Australia announced on Tuesday April 4 that it would ban members of its government from using the Chinese app TikTok on their work devices, joining a series of similar decisions in Western countries due to security fears. TikTok is owned by Chinese group ByteDance, which has a similar but separate app for China.
This decision was taken on the advice of Australian intelligence services, and will be put into practice “as soon as possible”, said Minister of Justice Mark Dreyfus. He said waivers could be granted on a “case-by-case basis” and subject to “appropriate security measures”.
Australia is the latest country in the so-called “Five Eyes” alliance to ban members of its government from TikTok, following the United States, Britain, Canada and New Zealand. Similar measures have been taken in France, the Netherlands and within the European Commission.
For Fergus Ryan, an analyst at the Australian Strategic Policy Institute, this measure is “obvious”. “It has been clear for years that the personal data of TikTok users is accessible in China,” he told AFP. He added that Beijing “would likely perceive this as unfair treatment and discrimination against a Chinese company.”
At the center of fears is a 2017 Chinese law that requires local companies to hand over personal data that would be relevant to national security upon request from the authorities.
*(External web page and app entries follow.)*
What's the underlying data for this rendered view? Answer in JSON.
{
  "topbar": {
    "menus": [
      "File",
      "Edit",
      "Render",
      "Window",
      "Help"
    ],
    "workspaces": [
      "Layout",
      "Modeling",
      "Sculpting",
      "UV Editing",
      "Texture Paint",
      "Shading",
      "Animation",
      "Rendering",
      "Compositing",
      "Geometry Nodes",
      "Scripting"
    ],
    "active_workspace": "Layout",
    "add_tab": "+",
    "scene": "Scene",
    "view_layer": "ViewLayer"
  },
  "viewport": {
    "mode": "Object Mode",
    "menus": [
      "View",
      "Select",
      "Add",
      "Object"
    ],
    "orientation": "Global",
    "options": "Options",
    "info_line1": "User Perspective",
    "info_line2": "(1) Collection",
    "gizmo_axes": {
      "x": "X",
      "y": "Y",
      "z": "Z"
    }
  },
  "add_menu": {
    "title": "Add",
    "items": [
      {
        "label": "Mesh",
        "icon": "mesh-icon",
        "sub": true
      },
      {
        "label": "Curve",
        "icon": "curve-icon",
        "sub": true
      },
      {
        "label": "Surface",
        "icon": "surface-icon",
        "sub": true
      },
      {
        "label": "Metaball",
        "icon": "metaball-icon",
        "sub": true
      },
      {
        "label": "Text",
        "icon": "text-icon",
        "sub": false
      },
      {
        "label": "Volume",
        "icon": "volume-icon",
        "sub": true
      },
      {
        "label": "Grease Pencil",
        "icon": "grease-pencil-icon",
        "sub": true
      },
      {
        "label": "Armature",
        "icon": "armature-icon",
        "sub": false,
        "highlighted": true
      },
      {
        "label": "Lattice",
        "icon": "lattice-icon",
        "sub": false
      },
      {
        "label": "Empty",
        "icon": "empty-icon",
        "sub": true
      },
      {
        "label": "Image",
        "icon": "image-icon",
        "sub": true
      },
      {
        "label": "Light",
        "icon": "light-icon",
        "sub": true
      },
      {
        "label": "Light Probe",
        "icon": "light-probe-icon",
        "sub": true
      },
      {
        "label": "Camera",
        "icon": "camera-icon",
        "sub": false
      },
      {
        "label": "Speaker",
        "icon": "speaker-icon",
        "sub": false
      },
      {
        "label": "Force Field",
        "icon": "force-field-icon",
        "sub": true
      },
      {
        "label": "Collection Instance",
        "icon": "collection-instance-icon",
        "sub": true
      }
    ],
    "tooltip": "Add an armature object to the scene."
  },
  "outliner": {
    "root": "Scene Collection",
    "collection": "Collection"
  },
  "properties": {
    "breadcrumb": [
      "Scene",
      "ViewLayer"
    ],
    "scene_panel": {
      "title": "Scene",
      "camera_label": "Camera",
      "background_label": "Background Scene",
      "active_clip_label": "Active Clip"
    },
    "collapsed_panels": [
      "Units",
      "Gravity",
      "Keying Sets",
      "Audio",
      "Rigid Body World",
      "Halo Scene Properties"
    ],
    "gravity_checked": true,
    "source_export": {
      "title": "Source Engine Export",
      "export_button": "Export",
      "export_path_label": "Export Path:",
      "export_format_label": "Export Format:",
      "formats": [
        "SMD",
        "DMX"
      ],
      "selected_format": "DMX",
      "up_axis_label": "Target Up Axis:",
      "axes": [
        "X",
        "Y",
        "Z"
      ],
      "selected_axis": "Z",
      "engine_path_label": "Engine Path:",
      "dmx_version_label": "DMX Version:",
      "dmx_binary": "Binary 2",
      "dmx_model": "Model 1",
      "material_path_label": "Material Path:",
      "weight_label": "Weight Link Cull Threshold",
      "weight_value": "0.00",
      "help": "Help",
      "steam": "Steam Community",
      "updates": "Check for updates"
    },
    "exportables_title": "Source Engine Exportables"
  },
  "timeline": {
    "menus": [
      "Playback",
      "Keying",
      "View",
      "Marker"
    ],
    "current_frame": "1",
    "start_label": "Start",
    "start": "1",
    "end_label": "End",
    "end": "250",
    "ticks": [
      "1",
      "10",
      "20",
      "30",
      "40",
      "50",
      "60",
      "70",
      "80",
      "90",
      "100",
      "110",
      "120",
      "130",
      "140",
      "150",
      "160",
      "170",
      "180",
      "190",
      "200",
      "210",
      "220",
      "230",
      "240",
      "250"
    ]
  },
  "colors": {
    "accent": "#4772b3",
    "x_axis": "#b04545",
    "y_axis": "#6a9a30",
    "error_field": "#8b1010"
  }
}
Beijing maintains that this law poses no threat to ordinary users.
The Chinese government “has never asked or will not ask any company or individual to collect or hand over data from overseas in a way that violates local laws,” a doorman said in March. -spokesman of Chinese diplomacy, Mao Ning. TikTok says these bans are “rooted in xenophobia”, saying it is not owned or dependent on the Chinese government.
The company’s Australian spokesman, Lee Hunter, said TikTok would “never” share data with the Chinese government. “No one is working harder to make sure this is never possible,” he told Australian broadcaster Channel Seven.
TikTok nevertheless admitted in November that some employees in China could access European user data, and admitted in December that employees had used this data to stalk journalists.
The short video sharing app has over a billion active users worldwide, and is especially popular with younger generations. Many Australian government departments had previously sought to grow their presence on TikTok to reach younger audiences.
Earlier this year, the Australian government also announced that it would remove Chinese-made CCTV cameras from politicians’ offices, also for security reasons.